RECORD SET -
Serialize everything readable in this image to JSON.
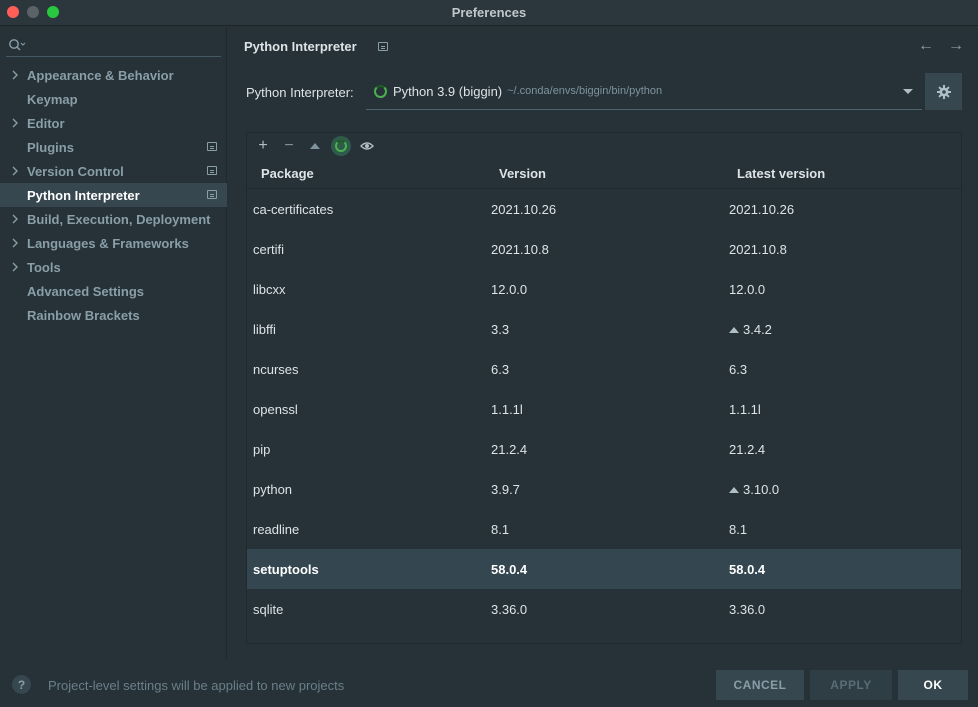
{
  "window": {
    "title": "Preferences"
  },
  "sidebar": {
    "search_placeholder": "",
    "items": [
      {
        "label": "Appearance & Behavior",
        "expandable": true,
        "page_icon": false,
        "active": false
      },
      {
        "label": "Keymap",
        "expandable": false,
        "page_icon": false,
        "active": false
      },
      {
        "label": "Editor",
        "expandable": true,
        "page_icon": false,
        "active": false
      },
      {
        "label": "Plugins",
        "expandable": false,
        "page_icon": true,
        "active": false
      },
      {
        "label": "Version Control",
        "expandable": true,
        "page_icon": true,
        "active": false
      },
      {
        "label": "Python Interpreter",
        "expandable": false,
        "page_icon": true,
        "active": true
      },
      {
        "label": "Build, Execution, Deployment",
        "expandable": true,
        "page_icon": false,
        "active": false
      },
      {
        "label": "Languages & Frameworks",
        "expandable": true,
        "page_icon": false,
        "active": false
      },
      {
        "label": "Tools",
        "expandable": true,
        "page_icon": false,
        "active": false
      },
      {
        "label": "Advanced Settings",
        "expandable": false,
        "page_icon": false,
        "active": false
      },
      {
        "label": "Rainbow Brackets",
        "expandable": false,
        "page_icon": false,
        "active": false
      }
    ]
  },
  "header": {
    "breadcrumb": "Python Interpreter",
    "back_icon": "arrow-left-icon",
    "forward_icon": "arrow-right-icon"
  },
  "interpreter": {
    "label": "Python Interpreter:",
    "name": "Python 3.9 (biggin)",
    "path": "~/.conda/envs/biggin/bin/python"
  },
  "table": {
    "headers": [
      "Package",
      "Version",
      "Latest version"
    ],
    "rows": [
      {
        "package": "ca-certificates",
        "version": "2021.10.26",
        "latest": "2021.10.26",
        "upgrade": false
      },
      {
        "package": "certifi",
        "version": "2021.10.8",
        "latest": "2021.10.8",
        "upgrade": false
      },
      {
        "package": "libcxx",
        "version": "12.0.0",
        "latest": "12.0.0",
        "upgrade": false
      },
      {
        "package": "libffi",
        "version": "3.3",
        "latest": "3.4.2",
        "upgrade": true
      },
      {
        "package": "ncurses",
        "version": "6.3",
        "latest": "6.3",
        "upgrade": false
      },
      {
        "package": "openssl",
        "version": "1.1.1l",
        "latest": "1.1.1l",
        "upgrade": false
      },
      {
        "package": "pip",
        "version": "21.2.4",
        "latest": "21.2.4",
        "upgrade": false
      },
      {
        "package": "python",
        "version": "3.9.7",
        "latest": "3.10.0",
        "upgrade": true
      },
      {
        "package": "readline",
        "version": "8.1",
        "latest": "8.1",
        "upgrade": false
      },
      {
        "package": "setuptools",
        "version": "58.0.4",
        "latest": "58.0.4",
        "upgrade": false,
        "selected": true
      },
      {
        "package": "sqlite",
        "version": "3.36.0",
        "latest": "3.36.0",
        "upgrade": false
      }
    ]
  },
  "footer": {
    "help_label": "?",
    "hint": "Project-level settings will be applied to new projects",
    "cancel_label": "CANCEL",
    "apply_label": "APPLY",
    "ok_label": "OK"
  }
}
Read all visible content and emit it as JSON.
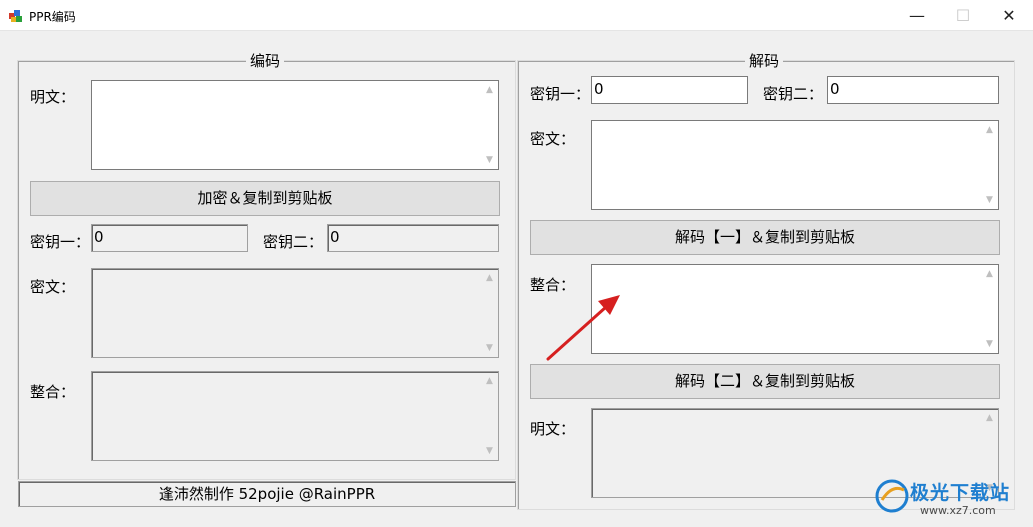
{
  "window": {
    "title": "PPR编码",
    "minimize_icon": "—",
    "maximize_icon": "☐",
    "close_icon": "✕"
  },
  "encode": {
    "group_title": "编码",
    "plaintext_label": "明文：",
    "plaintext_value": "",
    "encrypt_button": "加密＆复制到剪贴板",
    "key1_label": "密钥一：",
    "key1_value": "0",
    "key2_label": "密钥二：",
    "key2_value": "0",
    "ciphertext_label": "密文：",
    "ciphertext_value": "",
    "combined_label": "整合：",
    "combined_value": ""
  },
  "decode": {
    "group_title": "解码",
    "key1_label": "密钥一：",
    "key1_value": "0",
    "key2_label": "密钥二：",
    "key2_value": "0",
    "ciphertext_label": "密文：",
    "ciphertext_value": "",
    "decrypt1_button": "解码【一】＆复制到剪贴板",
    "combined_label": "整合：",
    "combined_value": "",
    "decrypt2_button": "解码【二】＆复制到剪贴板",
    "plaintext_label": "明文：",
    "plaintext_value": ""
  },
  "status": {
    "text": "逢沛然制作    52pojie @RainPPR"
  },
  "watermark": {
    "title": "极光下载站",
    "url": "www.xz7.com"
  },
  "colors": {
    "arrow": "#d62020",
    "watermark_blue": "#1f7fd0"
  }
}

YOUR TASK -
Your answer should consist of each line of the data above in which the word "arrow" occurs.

RESPONSE -
    "back_icon": "arrow-left-icon",
    "forward_icon": "arrow-right-icon"
    "arrow": "#d62020",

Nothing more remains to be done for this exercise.